Sometimes, in response to questioning, I opt for greater specificity, stating, “I am factor IX and VIII deficient,” instead of directly disclosing my diagnoses of hemophilia B and von Willebrand disease. I reserve the detailed explanation provided by my hematologist, in the form of a letter, for situations involving medical procedures or suspected bleeding events. This approach ensures that crucial information is available when needed, without unnecessary complexities and questioning.
A different approach
What if we got rid of the labels “mild,” “moderate,” and “severe”? A potentially better approach might involve specificity as stated above: “I am factor VIII (hemophilia A) or IX (hemophilia B) deficient.”
Emergency situations present a unique challenge, as medical personnel may not always have expertise in distinguishing between treatments for hemophilia A and B. Utilizing precise and specific terminology, such as “factor IX deficiency,” ensures accurate identification and prompt administration of the correct clotting factor.
The key lies in exploring whether a more nuanced and precise classification system could better serve the diverse needs of the hemophilia community. Decisions about medical terminology must involve the entire hemophilia community, including patients, healthcare professionals, and advocacy groups. Collaborative efforts can ensure that any changes are respectful, accurate, and reflective of the lived experiences of those with hemophilia.
Medical terminology evolves in response to our deepening understanding of conditions and the preferences of those directly impacted. Such changes require careful consideration, balancing potential benefits and drawbacks. It’s a conversation that must involve all stakeholders to truly capture the complexity and diversity inherent in the hemophilia experience.
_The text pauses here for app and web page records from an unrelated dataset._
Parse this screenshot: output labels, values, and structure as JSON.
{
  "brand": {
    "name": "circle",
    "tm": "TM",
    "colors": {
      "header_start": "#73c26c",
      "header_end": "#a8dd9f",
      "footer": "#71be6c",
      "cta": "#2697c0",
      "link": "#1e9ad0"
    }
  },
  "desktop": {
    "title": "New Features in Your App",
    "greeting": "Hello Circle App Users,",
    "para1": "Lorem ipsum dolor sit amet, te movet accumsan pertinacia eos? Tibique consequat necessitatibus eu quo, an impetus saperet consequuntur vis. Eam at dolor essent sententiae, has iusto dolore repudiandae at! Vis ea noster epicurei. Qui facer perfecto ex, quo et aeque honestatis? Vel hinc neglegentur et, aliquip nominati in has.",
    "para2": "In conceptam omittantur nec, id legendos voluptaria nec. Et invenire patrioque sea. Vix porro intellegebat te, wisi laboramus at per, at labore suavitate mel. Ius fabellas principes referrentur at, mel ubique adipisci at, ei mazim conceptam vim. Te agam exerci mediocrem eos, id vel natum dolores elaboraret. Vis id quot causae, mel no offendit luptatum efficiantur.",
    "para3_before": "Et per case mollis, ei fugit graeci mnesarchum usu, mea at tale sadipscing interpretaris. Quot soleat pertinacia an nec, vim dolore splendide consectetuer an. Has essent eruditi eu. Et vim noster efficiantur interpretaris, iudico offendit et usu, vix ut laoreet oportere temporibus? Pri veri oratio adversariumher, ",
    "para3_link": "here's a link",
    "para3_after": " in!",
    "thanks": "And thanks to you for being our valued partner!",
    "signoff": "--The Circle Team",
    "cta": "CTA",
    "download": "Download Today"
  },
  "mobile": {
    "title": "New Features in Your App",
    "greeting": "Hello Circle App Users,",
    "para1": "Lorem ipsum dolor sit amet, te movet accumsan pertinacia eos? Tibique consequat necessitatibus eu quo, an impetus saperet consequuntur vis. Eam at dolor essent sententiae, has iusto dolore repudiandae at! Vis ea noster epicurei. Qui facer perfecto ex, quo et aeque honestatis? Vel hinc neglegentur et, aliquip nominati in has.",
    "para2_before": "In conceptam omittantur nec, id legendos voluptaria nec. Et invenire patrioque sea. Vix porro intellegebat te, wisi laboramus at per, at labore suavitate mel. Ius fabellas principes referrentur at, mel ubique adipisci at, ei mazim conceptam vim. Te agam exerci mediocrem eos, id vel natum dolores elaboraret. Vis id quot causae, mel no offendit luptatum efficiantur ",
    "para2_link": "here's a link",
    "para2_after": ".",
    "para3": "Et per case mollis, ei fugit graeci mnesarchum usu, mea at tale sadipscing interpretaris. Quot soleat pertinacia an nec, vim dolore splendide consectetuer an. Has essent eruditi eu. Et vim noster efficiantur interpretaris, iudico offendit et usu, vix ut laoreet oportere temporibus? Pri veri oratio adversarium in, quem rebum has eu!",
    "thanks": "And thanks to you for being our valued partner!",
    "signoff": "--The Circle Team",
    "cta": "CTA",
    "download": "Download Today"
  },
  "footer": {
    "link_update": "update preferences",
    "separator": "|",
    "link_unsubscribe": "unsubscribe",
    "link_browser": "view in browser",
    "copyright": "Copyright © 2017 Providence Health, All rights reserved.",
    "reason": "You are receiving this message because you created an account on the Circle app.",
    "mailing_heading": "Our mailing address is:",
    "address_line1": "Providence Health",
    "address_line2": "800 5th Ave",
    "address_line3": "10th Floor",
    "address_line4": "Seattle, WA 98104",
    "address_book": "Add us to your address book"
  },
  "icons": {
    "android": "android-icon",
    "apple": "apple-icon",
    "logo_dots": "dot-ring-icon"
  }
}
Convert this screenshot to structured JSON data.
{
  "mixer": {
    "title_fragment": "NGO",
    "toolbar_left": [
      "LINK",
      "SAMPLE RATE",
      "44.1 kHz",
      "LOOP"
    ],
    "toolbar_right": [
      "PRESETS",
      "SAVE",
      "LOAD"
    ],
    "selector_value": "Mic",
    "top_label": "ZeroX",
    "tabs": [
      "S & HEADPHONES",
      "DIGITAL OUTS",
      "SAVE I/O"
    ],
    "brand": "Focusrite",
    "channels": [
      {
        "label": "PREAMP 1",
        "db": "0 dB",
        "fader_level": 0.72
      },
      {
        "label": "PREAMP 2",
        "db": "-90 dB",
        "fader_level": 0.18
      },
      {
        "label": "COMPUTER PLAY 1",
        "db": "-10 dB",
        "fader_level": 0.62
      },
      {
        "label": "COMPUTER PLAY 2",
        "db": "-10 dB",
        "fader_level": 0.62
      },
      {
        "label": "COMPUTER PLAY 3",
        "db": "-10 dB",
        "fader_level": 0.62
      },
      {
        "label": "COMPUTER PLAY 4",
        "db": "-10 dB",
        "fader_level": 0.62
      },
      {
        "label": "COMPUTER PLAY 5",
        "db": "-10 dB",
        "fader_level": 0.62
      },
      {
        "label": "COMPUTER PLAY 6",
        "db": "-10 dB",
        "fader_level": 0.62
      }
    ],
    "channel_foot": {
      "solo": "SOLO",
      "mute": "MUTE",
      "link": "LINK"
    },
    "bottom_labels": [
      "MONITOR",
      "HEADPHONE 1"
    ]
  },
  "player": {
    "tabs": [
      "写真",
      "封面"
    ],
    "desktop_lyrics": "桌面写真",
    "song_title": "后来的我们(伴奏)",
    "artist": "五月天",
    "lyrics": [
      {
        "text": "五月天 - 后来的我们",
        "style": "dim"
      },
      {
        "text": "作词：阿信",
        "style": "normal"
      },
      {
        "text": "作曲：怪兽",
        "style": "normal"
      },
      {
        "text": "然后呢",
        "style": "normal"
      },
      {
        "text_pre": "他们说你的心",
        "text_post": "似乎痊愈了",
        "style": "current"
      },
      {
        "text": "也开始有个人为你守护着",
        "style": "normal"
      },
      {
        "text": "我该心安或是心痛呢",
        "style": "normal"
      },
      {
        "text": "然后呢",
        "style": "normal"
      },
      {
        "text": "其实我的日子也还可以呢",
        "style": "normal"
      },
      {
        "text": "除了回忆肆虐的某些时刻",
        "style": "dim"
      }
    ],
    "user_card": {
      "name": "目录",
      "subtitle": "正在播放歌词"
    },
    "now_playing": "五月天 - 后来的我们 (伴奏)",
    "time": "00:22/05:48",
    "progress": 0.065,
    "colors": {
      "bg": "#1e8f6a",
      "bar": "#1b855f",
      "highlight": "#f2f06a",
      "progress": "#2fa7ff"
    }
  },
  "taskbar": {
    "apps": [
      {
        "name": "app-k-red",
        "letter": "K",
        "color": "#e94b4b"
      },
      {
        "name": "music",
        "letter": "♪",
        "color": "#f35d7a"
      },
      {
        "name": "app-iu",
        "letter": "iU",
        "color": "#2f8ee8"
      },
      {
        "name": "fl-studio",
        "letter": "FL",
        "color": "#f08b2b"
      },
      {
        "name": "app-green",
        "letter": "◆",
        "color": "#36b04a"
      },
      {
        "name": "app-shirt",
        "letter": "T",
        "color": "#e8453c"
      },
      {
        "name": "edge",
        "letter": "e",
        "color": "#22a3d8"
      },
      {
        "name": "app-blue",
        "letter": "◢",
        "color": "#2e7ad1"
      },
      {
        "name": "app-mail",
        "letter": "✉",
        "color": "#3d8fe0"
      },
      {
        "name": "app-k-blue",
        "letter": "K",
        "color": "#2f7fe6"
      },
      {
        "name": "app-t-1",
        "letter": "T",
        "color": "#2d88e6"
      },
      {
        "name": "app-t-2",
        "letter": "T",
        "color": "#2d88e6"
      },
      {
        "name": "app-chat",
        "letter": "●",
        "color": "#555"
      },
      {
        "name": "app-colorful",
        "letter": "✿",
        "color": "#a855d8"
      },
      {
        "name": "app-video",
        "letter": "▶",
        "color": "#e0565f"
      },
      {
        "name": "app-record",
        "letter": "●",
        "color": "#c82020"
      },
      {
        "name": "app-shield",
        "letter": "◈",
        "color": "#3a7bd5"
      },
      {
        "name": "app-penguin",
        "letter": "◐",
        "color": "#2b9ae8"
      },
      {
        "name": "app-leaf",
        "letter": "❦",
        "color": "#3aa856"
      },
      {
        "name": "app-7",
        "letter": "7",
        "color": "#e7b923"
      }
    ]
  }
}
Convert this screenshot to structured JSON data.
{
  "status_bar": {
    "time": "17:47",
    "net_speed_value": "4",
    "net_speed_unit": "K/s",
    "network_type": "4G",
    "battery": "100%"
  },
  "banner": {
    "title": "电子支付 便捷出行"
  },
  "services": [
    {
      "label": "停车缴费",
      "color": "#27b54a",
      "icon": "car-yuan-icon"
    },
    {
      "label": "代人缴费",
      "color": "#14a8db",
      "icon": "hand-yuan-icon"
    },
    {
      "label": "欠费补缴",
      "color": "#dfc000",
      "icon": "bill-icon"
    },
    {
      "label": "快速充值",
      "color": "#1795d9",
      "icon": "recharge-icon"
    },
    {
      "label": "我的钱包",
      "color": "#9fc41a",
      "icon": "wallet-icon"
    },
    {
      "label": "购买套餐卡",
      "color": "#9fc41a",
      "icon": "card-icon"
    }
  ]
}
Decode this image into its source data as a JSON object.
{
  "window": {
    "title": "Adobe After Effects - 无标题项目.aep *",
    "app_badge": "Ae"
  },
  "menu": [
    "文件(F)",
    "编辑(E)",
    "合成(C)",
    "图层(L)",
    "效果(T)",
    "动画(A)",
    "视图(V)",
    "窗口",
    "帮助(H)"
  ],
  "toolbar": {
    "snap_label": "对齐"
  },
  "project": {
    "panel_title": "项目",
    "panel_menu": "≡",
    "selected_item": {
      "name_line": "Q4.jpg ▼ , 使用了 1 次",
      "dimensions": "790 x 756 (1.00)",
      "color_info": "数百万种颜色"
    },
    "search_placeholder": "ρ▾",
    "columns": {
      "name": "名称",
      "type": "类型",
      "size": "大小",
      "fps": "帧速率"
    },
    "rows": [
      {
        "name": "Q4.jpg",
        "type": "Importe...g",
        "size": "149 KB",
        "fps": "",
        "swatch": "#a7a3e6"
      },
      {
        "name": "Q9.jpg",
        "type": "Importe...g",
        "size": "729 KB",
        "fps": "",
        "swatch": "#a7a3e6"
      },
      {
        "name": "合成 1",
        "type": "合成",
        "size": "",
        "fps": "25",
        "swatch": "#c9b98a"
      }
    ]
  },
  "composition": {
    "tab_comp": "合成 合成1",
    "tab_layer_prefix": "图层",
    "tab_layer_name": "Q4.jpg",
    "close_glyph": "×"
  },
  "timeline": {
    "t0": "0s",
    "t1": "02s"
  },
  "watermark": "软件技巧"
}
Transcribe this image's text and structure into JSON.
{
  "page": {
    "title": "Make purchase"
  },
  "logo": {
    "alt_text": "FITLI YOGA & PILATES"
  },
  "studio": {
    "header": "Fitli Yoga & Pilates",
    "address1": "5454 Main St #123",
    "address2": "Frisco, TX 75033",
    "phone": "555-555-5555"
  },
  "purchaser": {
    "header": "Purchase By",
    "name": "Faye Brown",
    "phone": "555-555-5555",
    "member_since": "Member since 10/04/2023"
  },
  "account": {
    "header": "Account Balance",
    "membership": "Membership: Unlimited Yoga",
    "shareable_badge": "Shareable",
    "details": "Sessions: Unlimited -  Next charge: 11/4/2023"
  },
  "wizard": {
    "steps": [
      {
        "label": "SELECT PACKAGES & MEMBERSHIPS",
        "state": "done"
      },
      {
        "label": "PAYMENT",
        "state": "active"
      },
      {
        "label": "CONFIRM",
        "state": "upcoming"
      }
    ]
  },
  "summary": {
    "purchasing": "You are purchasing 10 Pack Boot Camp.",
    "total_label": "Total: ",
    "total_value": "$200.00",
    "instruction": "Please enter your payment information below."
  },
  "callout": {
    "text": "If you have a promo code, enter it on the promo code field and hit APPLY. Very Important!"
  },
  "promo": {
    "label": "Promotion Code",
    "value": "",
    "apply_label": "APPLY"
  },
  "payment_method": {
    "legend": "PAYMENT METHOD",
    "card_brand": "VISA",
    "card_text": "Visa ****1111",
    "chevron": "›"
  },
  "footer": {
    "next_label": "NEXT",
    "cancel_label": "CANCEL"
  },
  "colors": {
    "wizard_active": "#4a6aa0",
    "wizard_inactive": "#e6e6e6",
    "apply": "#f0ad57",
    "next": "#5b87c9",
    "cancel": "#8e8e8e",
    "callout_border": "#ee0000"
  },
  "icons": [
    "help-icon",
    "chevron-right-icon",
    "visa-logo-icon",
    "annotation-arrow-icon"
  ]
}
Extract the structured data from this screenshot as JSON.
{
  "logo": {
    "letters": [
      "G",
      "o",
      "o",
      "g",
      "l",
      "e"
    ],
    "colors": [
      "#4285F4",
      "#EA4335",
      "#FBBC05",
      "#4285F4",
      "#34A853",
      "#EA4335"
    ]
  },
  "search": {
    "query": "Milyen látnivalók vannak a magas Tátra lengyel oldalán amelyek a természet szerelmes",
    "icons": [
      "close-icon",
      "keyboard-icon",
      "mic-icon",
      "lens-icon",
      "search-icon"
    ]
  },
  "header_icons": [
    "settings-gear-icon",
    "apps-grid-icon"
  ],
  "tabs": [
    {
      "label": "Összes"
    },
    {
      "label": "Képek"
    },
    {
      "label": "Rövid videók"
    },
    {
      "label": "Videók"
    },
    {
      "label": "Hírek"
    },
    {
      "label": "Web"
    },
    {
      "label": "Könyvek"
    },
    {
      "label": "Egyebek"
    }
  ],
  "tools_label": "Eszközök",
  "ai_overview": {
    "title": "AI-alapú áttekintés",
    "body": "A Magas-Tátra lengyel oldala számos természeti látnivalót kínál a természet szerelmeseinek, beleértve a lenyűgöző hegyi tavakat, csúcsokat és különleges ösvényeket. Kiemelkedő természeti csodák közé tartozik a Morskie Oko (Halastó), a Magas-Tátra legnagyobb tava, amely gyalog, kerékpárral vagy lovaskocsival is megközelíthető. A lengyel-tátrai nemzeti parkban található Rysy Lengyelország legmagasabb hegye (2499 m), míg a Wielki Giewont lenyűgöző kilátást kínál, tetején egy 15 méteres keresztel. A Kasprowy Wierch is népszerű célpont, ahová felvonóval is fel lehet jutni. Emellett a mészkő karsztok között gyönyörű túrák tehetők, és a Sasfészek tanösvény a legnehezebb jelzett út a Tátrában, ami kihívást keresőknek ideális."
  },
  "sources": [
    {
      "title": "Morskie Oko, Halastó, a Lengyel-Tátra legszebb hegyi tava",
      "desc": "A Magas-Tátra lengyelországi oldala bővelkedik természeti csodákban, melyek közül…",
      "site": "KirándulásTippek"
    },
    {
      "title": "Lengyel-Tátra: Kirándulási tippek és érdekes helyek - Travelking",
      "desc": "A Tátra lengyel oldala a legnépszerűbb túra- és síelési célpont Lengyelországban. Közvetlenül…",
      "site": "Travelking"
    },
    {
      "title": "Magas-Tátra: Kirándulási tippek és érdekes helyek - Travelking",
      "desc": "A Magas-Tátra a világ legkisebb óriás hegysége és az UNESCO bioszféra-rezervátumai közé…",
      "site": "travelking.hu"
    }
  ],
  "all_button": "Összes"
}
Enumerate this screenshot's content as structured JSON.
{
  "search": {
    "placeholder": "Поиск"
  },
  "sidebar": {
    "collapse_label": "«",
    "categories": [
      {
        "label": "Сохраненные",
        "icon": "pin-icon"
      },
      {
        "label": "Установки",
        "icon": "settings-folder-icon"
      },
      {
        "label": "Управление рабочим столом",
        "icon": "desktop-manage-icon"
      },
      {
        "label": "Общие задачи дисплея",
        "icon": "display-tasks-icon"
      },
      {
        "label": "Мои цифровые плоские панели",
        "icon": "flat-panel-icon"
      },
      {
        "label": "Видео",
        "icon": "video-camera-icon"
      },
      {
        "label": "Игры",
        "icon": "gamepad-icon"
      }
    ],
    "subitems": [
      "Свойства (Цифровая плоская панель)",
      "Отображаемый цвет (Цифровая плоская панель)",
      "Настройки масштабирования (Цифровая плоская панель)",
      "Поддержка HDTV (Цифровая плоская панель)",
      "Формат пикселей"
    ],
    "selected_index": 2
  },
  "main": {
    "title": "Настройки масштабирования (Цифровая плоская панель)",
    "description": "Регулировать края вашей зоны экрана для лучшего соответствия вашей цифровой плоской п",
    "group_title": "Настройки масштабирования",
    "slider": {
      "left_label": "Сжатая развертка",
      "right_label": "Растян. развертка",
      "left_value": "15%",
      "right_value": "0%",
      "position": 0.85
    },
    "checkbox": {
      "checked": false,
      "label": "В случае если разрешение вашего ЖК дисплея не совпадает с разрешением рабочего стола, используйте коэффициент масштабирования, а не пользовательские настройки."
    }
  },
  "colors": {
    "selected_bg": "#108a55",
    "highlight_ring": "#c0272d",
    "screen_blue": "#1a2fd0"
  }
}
Note: Hemophilia News Today is strictly a news and information website about the disease. It does not provide medical advice, diagnosis, or treatment. This content is not intended to be a substitute for professional medical advice, diagnosis, or treatment. Always seek the advice of your physician or another qualified health provider with any questions you may have regarding a medical condition. Never disregard professional medical advice or delay in seeking it because of something you have read on this website. The opinions expressed in this column are not those of Hemophilia News Today or its parent company, BioNews, and are intended to spark discussion about issues pertaining to hemophilia.